.jpg graphic depending on the client's resolution. The first value is the image name and the second is the width of the image in pixels. For a device width of 320px, the following calculations are made:
- 500 / 320 = 1.5625
- 1000 / 320 = 3.125
- 2000 / 320 = 6.25
If the client's resolution is 1x, 1.5625 is the closest, and
500w corresponding to
small.jpg will be selected by the browser.
If the resolution is retina (2x), the browser will use the closest resolution above the minimum. Meaning it will not choose the 500w (1.5625) because it is greater than 1 and the image might look bad. The browser would then choose the image with a resulting ratio closer to 2 which is 1000w (3.125).
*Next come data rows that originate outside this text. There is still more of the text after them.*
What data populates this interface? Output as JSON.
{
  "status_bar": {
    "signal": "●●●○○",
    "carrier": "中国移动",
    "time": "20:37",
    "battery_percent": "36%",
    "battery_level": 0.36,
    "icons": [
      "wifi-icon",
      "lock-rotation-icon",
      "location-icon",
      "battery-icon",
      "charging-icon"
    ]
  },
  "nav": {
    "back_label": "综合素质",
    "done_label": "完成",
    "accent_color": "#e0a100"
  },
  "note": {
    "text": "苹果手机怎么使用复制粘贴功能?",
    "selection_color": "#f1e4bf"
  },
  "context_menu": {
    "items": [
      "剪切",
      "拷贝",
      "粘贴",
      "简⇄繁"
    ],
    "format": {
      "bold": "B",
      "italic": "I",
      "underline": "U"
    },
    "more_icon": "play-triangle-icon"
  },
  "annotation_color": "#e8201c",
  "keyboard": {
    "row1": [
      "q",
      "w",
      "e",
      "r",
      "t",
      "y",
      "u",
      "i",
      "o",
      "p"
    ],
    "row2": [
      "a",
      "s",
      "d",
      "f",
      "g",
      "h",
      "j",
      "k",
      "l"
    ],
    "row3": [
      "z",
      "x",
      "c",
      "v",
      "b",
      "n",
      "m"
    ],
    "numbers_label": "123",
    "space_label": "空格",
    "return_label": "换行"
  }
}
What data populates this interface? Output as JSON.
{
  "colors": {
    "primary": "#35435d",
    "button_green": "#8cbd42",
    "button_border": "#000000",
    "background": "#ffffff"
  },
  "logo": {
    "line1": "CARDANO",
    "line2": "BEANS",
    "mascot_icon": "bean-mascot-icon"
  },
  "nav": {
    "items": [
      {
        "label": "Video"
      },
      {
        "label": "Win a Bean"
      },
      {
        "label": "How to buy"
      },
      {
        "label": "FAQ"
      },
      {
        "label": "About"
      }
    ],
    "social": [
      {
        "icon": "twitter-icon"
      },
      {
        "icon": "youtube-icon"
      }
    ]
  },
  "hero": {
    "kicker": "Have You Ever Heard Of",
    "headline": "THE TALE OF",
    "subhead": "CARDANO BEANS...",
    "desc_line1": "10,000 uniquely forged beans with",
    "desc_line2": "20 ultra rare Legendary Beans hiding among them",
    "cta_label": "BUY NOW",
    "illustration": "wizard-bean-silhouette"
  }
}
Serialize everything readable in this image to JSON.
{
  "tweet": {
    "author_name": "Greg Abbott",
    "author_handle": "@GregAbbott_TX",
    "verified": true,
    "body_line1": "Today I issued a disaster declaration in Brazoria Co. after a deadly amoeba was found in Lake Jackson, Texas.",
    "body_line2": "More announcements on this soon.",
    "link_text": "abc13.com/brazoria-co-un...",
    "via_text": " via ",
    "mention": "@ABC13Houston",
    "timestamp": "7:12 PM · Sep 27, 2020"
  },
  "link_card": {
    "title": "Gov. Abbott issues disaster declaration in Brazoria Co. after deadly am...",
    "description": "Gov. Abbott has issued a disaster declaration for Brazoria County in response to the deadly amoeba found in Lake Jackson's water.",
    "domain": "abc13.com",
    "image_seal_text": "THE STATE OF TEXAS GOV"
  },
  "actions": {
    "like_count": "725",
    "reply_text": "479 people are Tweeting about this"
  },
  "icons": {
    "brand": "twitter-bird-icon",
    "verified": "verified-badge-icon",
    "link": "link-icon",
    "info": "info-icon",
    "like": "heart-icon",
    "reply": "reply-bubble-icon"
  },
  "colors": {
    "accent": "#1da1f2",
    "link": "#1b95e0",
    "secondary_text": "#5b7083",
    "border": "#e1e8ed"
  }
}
srcsets solve the problem whereby you want to serve smaller image files to narrow screen devices, as they don't need huge images like desktop displays do — and also optionally that you want to serve different resolution images to high density/low-density screens.